TASK DESCRIPTION:
Take from the data every line in which the word "file" is found.

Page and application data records
========

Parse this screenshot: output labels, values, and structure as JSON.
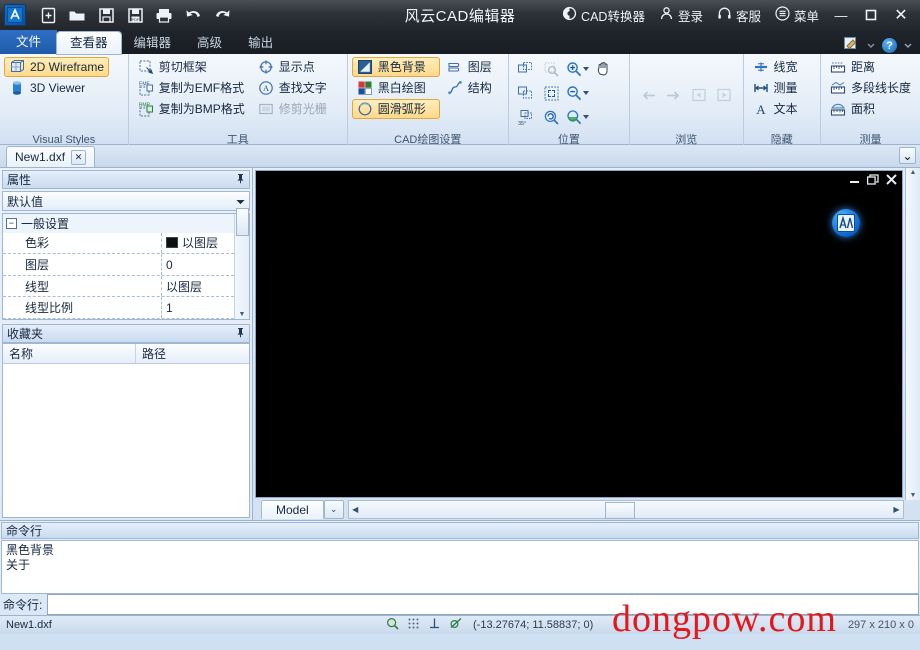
{
  "window": {
    "title": "风云CAD编辑器",
    "logo_icon": "app-logo-icon",
    "quick_access": [
      {
        "name": "new-file-icon",
        "label": "新建"
      },
      {
        "name": "open-folder-icon",
        "label": "打开"
      },
      {
        "name": "save-icon",
        "label": "保存"
      },
      {
        "name": "save-as-pdf-icon",
        "label": "另存为"
      },
      {
        "name": "print-icon",
        "label": "打印"
      },
      {
        "name": "undo-icon",
        "label": "撤销"
      },
      {
        "name": "redo-icon",
        "label": "重做"
      }
    ],
    "right_items": [
      {
        "name": "cad-converter",
        "label": "CAD转换器",
        "icon": "converter-icon"
      },
      {
        "name": "login",
        "label": "登录",
        "icon": "user-icon"
      },
      {
        "name": "support",
        "label": "客服",
        "icon": "headset-icon"
      },
      {
        "name": "menu",
        "label": "菜单",
        "icon": "hamburger-icon"
      }
    ],
    "controls": {
      "minimize": "—",
      "maximize": "❐",
      "close": "✕"
    }
  },
  "ribbon": {
    "tabs": [
      {
        "label": "文件",
        "state": "file"
      },
      {
        "label": "查看器",
        "state": "active"
      },
      {
        "label": "编辑器",
        "state": "normal"
      },
      {
        "label": "高级",
        "state": "normal"
      },
      {
        "label": "输出",
        "state": "normal"
      }
    ],
    "help_label": "?",
    "groups": [
      {
        "title": "Visual Styles",
        "items": [
          {
            "label": "2D Wireframe",
            "icon": "wireframe-cube-icon",
            "selected": true
          },
          {
            "label": "3D Viewer",
            "icon": "3d-cylinder-icon",
            "selected": false
          }
        ]
      },
      {
        "title": "工具",
        "col1": [
          {
            "label": "剪切框架",
            "icon": "crop-frame-icon",
            "disabled": false
          },
          {
            "label": "复制为EMF格式",
            "icon": "copy-emf-icon",
            "disabled": false
          },
          {
            "label": "复制为BMP格式",
            "icon": "copy-bmp-icon",
            "disabled": false
          }
        ],
        "col2": [
          {
            "label": "显示点",
            "icon": "show-point-icon",
            "disabled": false
          },
          {
            "label": "查找文字",
            "icon": "find-text-icon",
            "disabled": false
          },
          {
            "label": "修剪光栅",
            "icon": "trim-raster-icon",
            "disabled": true
          }
        ]
      },
      {
        "title": "CAD绘图设置",
        "col1": [
          {
            "label": "黑色背景",
            "icon": "black-background-icon",
            "selected": true
          },
          {
            "label": "黑白绘图",
            "icon": "bw-drawing-icon",
            "selected": false
          },
          {
            "label": "圆滑弧形",
            "icon": "smooth-arc-icon",
            "selected": true
          }
        ],
        "col2": [
          {
            "label": "图层",
            "icon": "layers-icon",
            "selected": false
          },
          {
            "label": "结构",
            "icon": "structure-icon",
            "selected": false
          }
        ]
      },
      {
        "title": "位置",
        "grid": [
          {
            "name": "zoom-window-icon",
            "disabled": false
          },
          {
            "name": "zoom-selected-icon",
            "disabled": true
          },
          {
            "name": "zoom-in-icon",
            "dropdown": true,
            "disabled": false
          },
          {
            "name": "pan-hand-icon",
            "disabled": false
          },
          {
            "name": "zoom-extents-icon",
            "disabled": false
          },
          {
            "name": "zoom-fit-icon",
            "disabled": false
          },
          {
            "name": "zoom-out-icon",
            "dropdown": true,
            "disabled": false
          },
          {
            "name": "empty-cell",
            "disabled": true
          },
          {
            "name": "rotate-35-icon",
            "disabled": false
          },
          {
            "name": "zoom-previous-icon",
            "disabled": false
          },
          {
            "name": "zoom-realtime-icon",
            "dropdown": true,
            "disabled": false
          },
          {
            "name": "empty-cell-2",
            "disabled": true
          }
        ]
      },
      {
        "title": "浏览",
        "grid": [
          {
            "name": "back-arrow-icon",
            "disabled": true
          },
          {
            "name": "forward-arrow-icon",
            "disabled": true
          },
          {
            "name": "prev-view-icon",
            "disabled": true
          },
          {
            "name": "next-view-icon",
            "disabled": true
          }
        ]
      },
      {
        "title": "隐藏",
        "items": [
          {
            "label": "线宽",
            "icon": "lineweight-icon"
          },
          {
            "label": "测量",
            "icon": "measure-icon"
          },
          {
            "label": "文本",
            "icon": "text-a-icon"
          }
        ]
      },
      {
        "title": "测量",
        "items": [
          {
            "label": "距离",
            "icon": "distance-icon"
          },
          {
            "label": "多段线长度",
            "icon": "polyline-length-icon"
          },
          {
            "label": "面积",
            "icon": "area-icon"
          }
        ]
      }
    ]
  },
  "document_tabs": {
    "tabs": [
      {
        "label": "New1.dxf",
        "close": "✕"
      }
    ],
    "overflow": "⌄"
  },
  "properties_panel": {
    "title": "属性",
    "pin": "📌",
    "selector_value": "默认值",
    "category": "一般设置",
    "collapse_glyph": "−",
    "rows": [
      {
        "key": "色彩",
        "value": "以图层",
        "swatch": "#101010"
      },
      {
        "key": "图层",
        "value": "0",
        "swatch": null
      },
      {
        "key": "线型",
        "value": "以图层",
        "swatch": null
      },
      {
        "key": "线型比例",
        "value": "1",
        "swatch": null
      }
    ]
  },
  "favorites_panel": {
    "title": "收藏夹",
    "pin": "📌",
    "columns": [
      "名称",
      "路径"
    ],
    "rows": []
  },
  "canvas": {
    "background": "#000000",
    "mdi_controls": {
      "minimize": "—",
      "restore": "❐",
      "close": "✕"
    },
    "app_glyph": "app-logo-icon",
    "layout_tabs": [
      {
        "label": "Model",
        "active": true
      }
    ],
    "overflow_button": "⌄"
  },
  "command_panel": {
    "title": "命令行",
    "log_lines": [
      "黑色背景",
      "关于"
    ],
    "input_label": "命令行:",
    "input_value": "",
    "input_placeholder": ""
  },
  "status_bar": {
    "file": "New1.dxf",
    "icons": [
      {
        "name": "osnap-icon"
      },
      {
        "name": "grid-snap-icon"
      },
      {
        "name": "ortho-icon"
      },
      {
        "name": "polar-tracking-icon"
      }
    ],
    "coordinates": "(-13.27674; 11.58837; 0)",
    "size": "297 x 210 x 0"
  },
  "watermark": {
    "text": "dongpow.com",
    "color": "#e8161a"
  },
  "colors": {
    "accent": "#1f5ba9",
    "ribbon_highlight": "#fdd98a",
    "titlebar": "#2d3238",
    "canvas": "#000000",
    "watermark": "#e8161a"
  }
}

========

RESULT OF THE EXERCISE:
        "name": "new-file-icon",
        "state": "file"
    "file": "New1.dxf",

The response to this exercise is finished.